There have been a few tests taking place in various countries to use bandwidth vacated by TV stations when they gone digital for use as the wireless last-mile in broadband service delivery. This application of the “white space” will be used primarily to deliver real high-speed broadband in to households and small businesses in rural and remote communities.
The BT Openreach tests that occurred recently and were cited in this article were performed on the UHF TV band and were covering the Isle Of Bute in Scotland. This exploited the ability for this band to be received on indoor antennas (aerials) like the typical “rabbit’s ears” used on portable TVs, as well as outdoor aerials.
A good question that may be worth raising with a UHF-based “white space” setup may be whether such setups may cause digital-TV reception problems for stations broadcasting on that band. This is more so in areas where the UHF band is being used as a “repeater” / “translator” broadcast band to fill in reception black spots in a TV broadcaster’s market area. In a rural area, there will be these transmitters being used for each TV broadcaster that is to be received in the area alongside any “white-space” Internet-delivery setup.

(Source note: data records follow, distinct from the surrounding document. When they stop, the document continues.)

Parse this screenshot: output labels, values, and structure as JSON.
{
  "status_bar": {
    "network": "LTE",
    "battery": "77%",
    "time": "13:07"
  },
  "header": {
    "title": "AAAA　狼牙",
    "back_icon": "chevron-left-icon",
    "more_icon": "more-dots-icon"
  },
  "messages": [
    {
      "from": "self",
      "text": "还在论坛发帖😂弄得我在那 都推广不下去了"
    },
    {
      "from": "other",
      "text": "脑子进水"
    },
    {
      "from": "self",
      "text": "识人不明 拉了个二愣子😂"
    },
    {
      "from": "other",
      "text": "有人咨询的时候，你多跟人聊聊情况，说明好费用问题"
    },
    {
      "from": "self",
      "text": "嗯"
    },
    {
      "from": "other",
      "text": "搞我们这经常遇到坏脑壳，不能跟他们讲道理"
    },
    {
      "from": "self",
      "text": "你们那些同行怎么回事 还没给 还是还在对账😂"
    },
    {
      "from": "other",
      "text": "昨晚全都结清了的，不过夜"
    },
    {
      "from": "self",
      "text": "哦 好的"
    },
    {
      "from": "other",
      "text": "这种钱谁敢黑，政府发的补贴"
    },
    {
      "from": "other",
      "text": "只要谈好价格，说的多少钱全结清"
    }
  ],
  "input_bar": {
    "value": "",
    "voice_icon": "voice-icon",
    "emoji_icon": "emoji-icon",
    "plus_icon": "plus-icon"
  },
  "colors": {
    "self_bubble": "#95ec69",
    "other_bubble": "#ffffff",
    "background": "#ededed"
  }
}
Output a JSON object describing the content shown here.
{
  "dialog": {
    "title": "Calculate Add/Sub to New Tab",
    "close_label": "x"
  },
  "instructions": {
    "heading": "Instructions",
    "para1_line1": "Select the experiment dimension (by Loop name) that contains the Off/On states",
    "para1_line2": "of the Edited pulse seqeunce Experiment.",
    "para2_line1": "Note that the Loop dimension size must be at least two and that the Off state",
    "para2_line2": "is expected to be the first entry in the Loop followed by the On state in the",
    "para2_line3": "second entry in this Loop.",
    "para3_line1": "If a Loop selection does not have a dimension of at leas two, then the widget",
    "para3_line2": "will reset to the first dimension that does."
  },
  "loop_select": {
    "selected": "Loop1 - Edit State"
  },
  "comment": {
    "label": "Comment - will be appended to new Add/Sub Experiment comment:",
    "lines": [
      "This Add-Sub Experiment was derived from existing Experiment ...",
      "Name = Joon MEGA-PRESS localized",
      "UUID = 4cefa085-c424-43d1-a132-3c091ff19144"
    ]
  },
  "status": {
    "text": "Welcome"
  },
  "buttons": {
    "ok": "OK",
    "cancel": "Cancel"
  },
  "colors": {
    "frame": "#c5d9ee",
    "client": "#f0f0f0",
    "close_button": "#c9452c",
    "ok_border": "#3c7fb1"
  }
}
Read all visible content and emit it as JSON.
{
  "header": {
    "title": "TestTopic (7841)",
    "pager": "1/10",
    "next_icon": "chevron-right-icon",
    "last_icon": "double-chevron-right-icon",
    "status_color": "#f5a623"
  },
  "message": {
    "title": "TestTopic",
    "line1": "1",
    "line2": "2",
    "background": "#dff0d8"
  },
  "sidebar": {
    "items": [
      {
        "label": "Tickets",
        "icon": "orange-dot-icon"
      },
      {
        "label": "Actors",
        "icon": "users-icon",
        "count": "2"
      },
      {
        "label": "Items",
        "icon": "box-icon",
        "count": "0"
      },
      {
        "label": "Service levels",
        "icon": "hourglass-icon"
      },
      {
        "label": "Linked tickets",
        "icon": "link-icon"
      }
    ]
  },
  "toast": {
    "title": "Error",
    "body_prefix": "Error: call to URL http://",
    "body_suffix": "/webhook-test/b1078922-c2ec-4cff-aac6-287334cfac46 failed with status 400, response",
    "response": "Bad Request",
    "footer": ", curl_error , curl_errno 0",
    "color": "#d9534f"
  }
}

Other questions worth asking include whether such a setup will use “fibre-to-the-transmitter” or other high-speed wired backbones, what kind of bandwidth is available to the customer and whether it will be a “shared bandwidth” setup like DOCSIS cable-modem setups or a “dedicated bandwidth” setup like what Ethernet and DSL setups can provide.